#### Work item
Could you output the entries that follow exactly, omitting any pictures they contain?

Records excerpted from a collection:
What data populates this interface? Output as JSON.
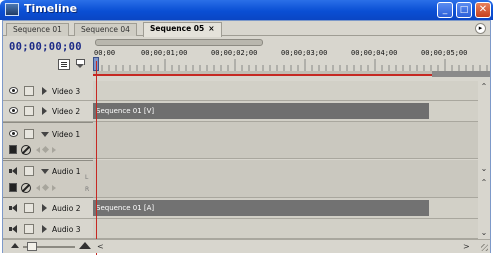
{
  "window": {
    "title": "Timeline",
    "minimize_glyph": "_",
    "maximize_glyph": "□",
    "close_glyph": "✕"
  },
  "tabs": [
    {
      "label": "Sequence 01",
      "active": false
    },
    {
      "label": "Sequence 04",
      "active": false
    },
    {
      "label": "Sequence 05",
      "active": true,
      "close": "×"
    }
  ],
  "panel_menu_glyph": "▸",
  "timecode": "00;00;00;00",
  "ruler": {
    "times": [
      "00;00",
      "00;00;01;00",
      "00;00;02;00",
      "00;00;03;00",
      "00;00;04;00",
      "00;00;05;00"
    ]
  },
  "tracks": {
    "video3": {
      "name": "Video 3"
    },
    "video2": {
      "name": "Video 2",
      "clip": "Sequence 01 [V]"
    },
    "video1": {
      "name": "Video 1"
    },
    "audio1": {
      "name": "Audio 1",
      "left_right": [
        "L",
        "R"
      ]
    },
    "audio2": {
      "name": "Audio 2",
      "clip": "Sequence 01 [A]"
    },
    "audio3": {
      "name": "Audio 3"
    }
  },
  "scroll": {
    "up": "⌃",
    "down": "⌄",
    "left": "<",
    "right": ">"
  },
  "colors": {
    "titlebar": "#0a4fd4",
    "timecode": "#1c2a86",
    "playhead": "#c62822",
    "clip": "#6f6f6f",
    "panel": "#d8d6ce"
  }
}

#### Task solution
What data populates this interface? Output as JSON.
{
  "window": {
    "title": "Timeline",
    "minimize_glyph": "_",
    "maximize_glyph": "□",
    "close_glyph": "✕"
  },
  "tabs": [
    {
      "label": "Sequence 01",
      "active": false
    },
    {
      "label": "Sequence 04",
      "active": false
    },
    {
      "label": "Sequence 05",
      "active": true,
      "close": "×"
    }
  ],
  "panel_menu_glyph": "▸",
  "timecode": "00;00;00;00",
  "ruler": {
    "times": [
      "00;00",
      "00;00;01;00",
      "00;00;02;00",
      "00;00;03;00",
      "00;00;04;00",
      "00;00;05;00"
    ]
  },
  "tracks": {
    "video3": {
      "name": "Video 3"
    },
    "video2": {
      "name": "Video 2",
      "clip": "Sequence 01 [V]"
    },
    "video1": {
      "name": "Video 1"
    },
    "audio1": {
      "name": "Audio 1",
      "left_right": [
        "L",
        "R"
      ]
    },
    "audio2": {
      "name": "Audio 2",
      "clip": "Sequence 01 [A]"
    },
    "audio3": {
      "name": "Audio 3"
    }
  },
  "scroll": {
    "up": "⌃",
    "down": "⌄",
    "left": "<",
    "right": ">"
  },
  "colors": {
    "titlebar": "#0a4fd4",
    "timecode": "#1c2a86",
    "playhead": "#c62822",
    "clip": "#6f6f6f",
    "panel": "#d8d6ce"
  }
}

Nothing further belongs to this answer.